◆ Assignment: From the entries, filter out every line that lacks "Search" and copy the rest.

[Opening Data supplied section]

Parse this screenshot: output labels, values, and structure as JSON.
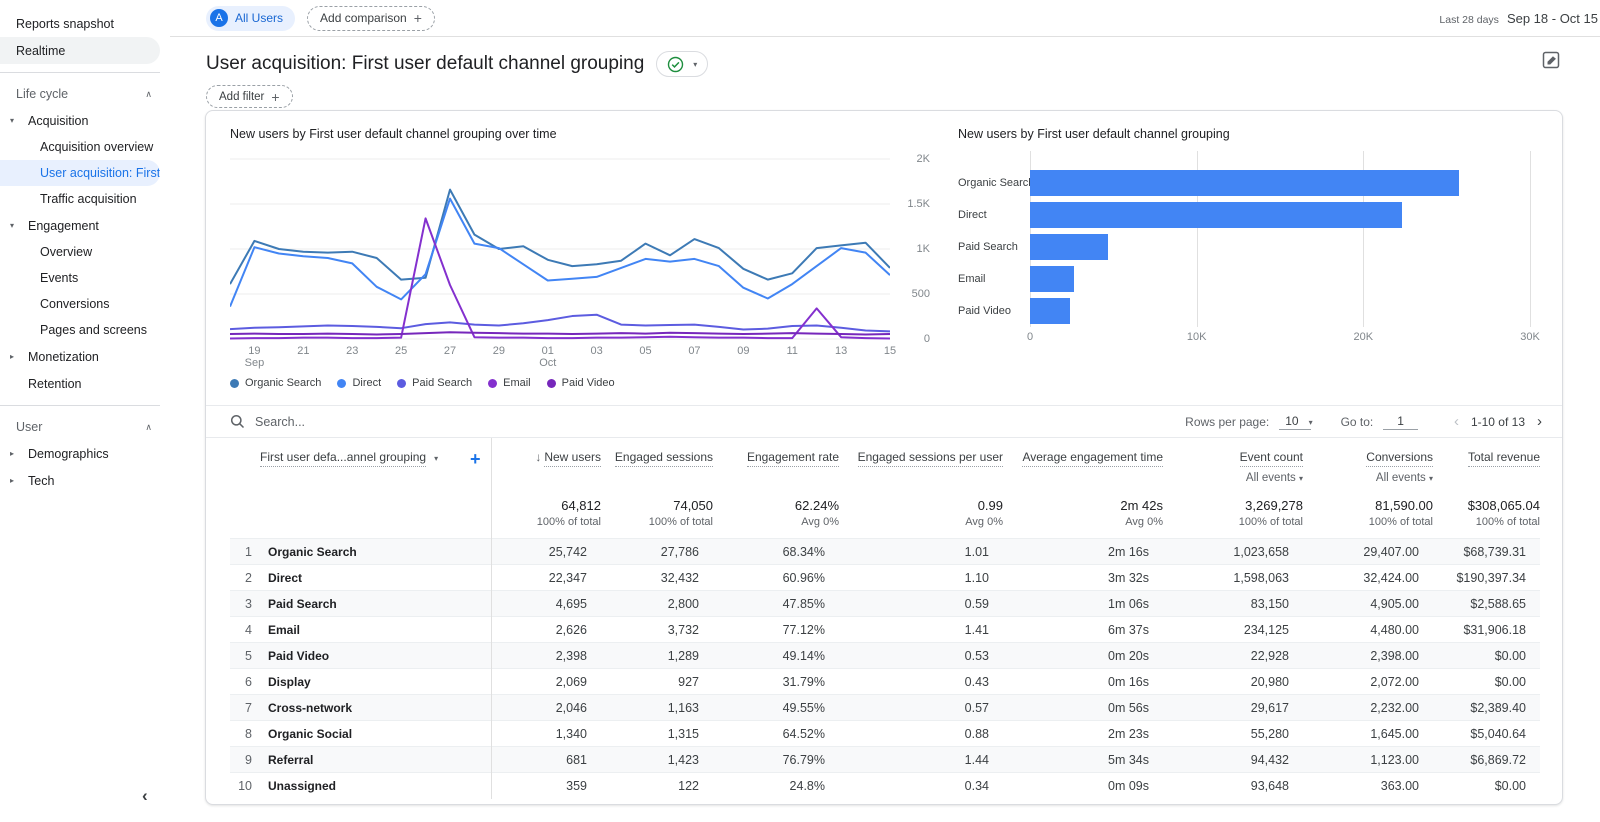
{
  "icons": {
    "caret_expanded": "▾",
    "caret_collapsed": "▸",
    "chevron_up": "∧",
    "caret_down": "▾",
    "plus": "+",
    "sort_desc": "↓",
    "chevron_left": "‹",
    "chevron_right": "›",
    "collapse_sidebar": "‹"
  },
  "colors": {
    "accent": "#1a73e8",
    "selected_bg": "#e8f0fe",
    "check_green": "#1e8e3e",
    "bar_blue": "#4285f4"
  },
  "sidebar": {
    "reports_snapshot": "Reports snapshot",
    "realtime": "Realtime",
    "life_cycle_title": "Life cycle",
    "acquisition": {
      "label": "Acquisition",
      "children": [
        "Acquisition overview",
        "User acquisition: First user ...",
        "Traffic acquisition"
      ]
    },
    "engagement": {
      "label": "Engagement",
      "children": [
        "Overview",
        "Events",
        "Conversions",
        "Pages and screens"
      ]
    },
    "monetization": "Monetization",
    "retention": "Retention",
    "user_title": "User",
    "demographics": "Demographics",
    "tech": "Tech"
  },
  "header": {
    "audience_avatar": "A",
    "audience": "All Users",
    "add_comparison": "Add comparison",
    "date_preset": "Last 28 days",
    "date_range": "Sep 18 - Oct 15",
    "title": "User acquisition: First user default channel grouping",
    "add_filter": "Add filter"
  },
  "chart_data": [
    {
      "type": "line",
      "title": "New users by First user default channel grouping over time",
      "x": [
        "Sep 18",
        "Sep 19",
        "Sep 20",
        "Sep 21",
        "Sep 22",
        "Sep 23",
        "Sep 24",
        "Sep 25",
        "Sep 26",
        "Sep 27",
        "Sep 28",
        "Sep 29",
        "Sep 30",
        "Oct 01",
        "Oct 02",
        "Oct 03",
        "Oct 04",
        "Oct 05",
        "Oct 06",
        "Oct 07",
        "Oct 08",
        "Oct 09",
        "Oct 10",
        "Oct 11",
        "Oct 12",
        "Oct 13",
        "Oct 14",
        "Oct 15"
      ],
      "ylim": [
        0,
        2000
      ],
      "y_ticks": [
        {
          "v": 2000,
          "label": "2K"
        },
        {
          "v": 1500,
          "label": "1.5K"
        },
        {
          "v": 1000,
          "label": "1K"
        },
        {
          "v": 500,
          "label": "500"
        },
        {
          "v": 0,
          "label": "0"
        }
      ],
      "x_ticks": [
        {
          "i": 1,
          "label": "19",
          "sub": "Sep"
        },
        {
          "i": 3,
          "label": "21"
        },
        {
          "i": 5,
          "label": "23"
        },
        {
          "i": 7,
          "label": "25"
        },
        {
          "i": 9,
          "label": "27"
        },
        {
          "i": 11,
          "label": "29"
        },
        {
          "i": 13,
          "label": "01",
          "sub": "Oct"
        },
        {
          "i": 15,
          "label": "03"
        },
        {
          "i": 17,
          "label": "05"
        },
        {
          "i": 19,
          "label": "07"
        },
        {
          "i": 21,
          "label": "09"
        },
        {
          "i": 23,
          "label": "11"
        },
        {
          "i": 25,
          "label": "13"
        },
        {
          "i": 27,
          "label": "15"
        }
      ],
      "series": [
        {
          "name": "Organic Search",
          "color": "#3d7ab5",
          "values": [
            610,
            1090,
            1000,
            970,
            960,
            970,
            900,
            660,
            680,
            1660,
            1160,
            1000,
            1030,
            880,
            810,
            830,
            870,
            1060,
            930,
            1110,
            1010,
            780,
            660,
            730,
            1010,
            1040,
            1070,
            790
          ]
        },
        {
          "name": "Direct",
          "color": "#4285f4",
          "values": [
            360,
            1020,
            950,
            920,
            900,
            840,
            580,
            440,
            720,
            1560,
            1060,
            1010,
            830,
            650,
            670,
            690,
            790,
            890,
            860,
            890,
            810,
            570,
            450,
            610,
            810,
            1010,
            960,
            710
          ]
        },
        {
          "name": "Paid Search",
          "color": "#5c5ce0",
          "values": [
            110,
            125,
            130,
            140,
            150,
            145,
            135,
            120,
            165,
            185,
            160,
            150,
            175,
            210,
            255,
            270,
            160,
            150,
            155,
            160,
            135,
            105,
            115,
            145,
            150,
            125,
            95,
            85
          ]
        },
        {
          "name": "Email",
          "color": "#8430ce",
          "values": [
            5,
            10,
            10,
            15,
            15,
            10,
            10,
            15,
            1340,
            600,
            20,
            15,
            15,
            10,
            10,
            15,
            15,
            20,
            25,
            20,
            15,
            15,
            10,
            10,
            340,
            20,
            10,
            5
          ]
        },
        {
          "name": "Paid Video",
          "color": "#7627bb",
          "values": [
            55,
            60,
            55,
            55,
            60,
            55,
            50,
            55,
            65,
            75,
            70,
            65,
            60,
            60,
            55,
            60,
            65,
            60,
            70,
            65,
            60,
            55,
            60,
            65,
            60,
            55,
            50,
            55
          ]
        }
      ]
    },
    {
      "type": "bar",
      "orientation": "horizontal",
      "title": "New users by First user default channel grouping",
      "categories": [
        "Organic Search",
        "Direct",
        "Paid Search",
        "Email",
        "Paid Video"
      ],
      "values": [
        25742,
        22347,
        4695,
        2626,
        2398
      ],
      "xlim": [
        0,
        30000
      ],
      "x_ticks": [
        {
          "pos": 0,
          "label": "0"
        },
        {
          "pos": 0.3333,
          "label": "10K"
        },
        {
          "pos": 0.6667,
          "label": "20K"
        },
        {
          "pos": 1,
          "label": "30K"
        }
      ],
      "bar_color": "#4285f4"
    }
  ],
  "toolbar": {
    "search_placeholder": "Search...",
    "rows_per_page_label": "Rows per page:",
    "rows_per_page_value": "10",
    "goto_label": "Go to:",
    "goto_value": "1",
    "range": "1-10 of 13"
  },
  "table": {
    "dimension_header": "First user defa...annel grouping",
    "columns": [
      "New users",
      "Engaged sessions",
      "Engagement rate",
      "Engaged sessions per user",
      "Average engagement time",
      "Event count",
      "Conversions",
      "Total revenue"
    ],
    "event_count_filter": "All events",
    "conversions_filter": "All events",
    "totals": {
      "values": [
        "64,812",
        "74,050",
        "62.24%",
        "0.99",
        "2m 42s",
        "3,269,278",
        "81,590.00",
        "$308,065.04"
      ],
      "subs": [
        "100% of total",
        "100% of total",
        "Avg 0%",
        "Avg 0%",
        "Avg 0%",
        "100% of total",
        "100% of total",
        "100% of total"
      ]
    },
    "rows": [
      {
        "n": "1",
        "channel": "Organic Search",
        "m": [
          "25,742",
          "27,786",
          "68.34%",
          "1.01",
          "2m 16s",
          "1,023,658",
          "29,407.00",
          "$68,739.31"
        ]
      },
      {
        "n": "2",
        "channel": "Direct",
        "m": [
          "22,347",
          "32,432",
          "60.96%",
          "1.10",
          "3m 32s",
          "1,598,063",
          "32,424.00",
          "$190,397.34"
        ]
      },
      {
        "n": "3",
        "channel": "Paid Search",
        "m": [
          "4,695",
          "2,800",
          "47.85%",
          "0.59",
          "1m 06s",
          "83,150",
          "4,905.00",
          "$2,588.65"
        ]
      },
      {
        "n": "4",
        "channel": "Email",
        "m": [
          "2,626",
          "3,732",
          "77.12%",
          "1.41",
          "6m 37s",
          "234,125",
          "4,480.00",
          "$31,906.18"
        ]
      },
      {
        "n": "5",
        "channel": "Paid Video",
        "m": [
          "2,398",
          "1,289",
          "49.14%",
          "0.53",
          "0m 20s",
          "22,928",
          "2,398.00",
          "$0.00"
        ]
      },
      {
        "n": "6",
        "channel": "Display",
        "m": [
          "2,069",
          "927",
          "31.79%",
          "0.43",
          "0m 16s",
          "20,980",
          "2,072.00",
          "$0.00"
        ]
      },
      {
        "n": "7",
        "channel": "Cross-network",
        "m": [
          "2,046",
          "1,163",
          "49.55%",
          "0.57",
          "0m 56s",
          "29,617",
          "2,232.00",
          "$2,389.40"
        ]
      },
      {
        "n": "8",
        "channel": "Organic Social",
        "m": [
          "1,340",
          "1,315",
          "64.52%",
          "0.88",
          "2m 23s",
          "55,280",
          "1,645.00",
          "$5,040.64"
        ]
      },
      {
        "n": "9",
        "channel": "Referral",
        "m": [
          "681",
          "1,423",
          "76.79%",
          "1.44",
          "5m 34s",
          "94,432",
          "1,123.00",
          "$6,869.72"
        ]
      },
      {
        "n": "10",
        "channel": "Unassigned",
        "m": [
          "359",
          "122",
          "24.8%",
          "0.34",
          "0m 09s",
          "93,648",
          "363.00",
          "$0.00"
        ]
      }
    ]
  }
}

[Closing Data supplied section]

◆ Expected answer:
          "name": "Organic Search",
          "name": "Paid Search",
        "Organic Search",
        "Paid Search",
    "search_placeholder": "Search...",
        "channel": "Organic Search",
        "channel": "Paid Search",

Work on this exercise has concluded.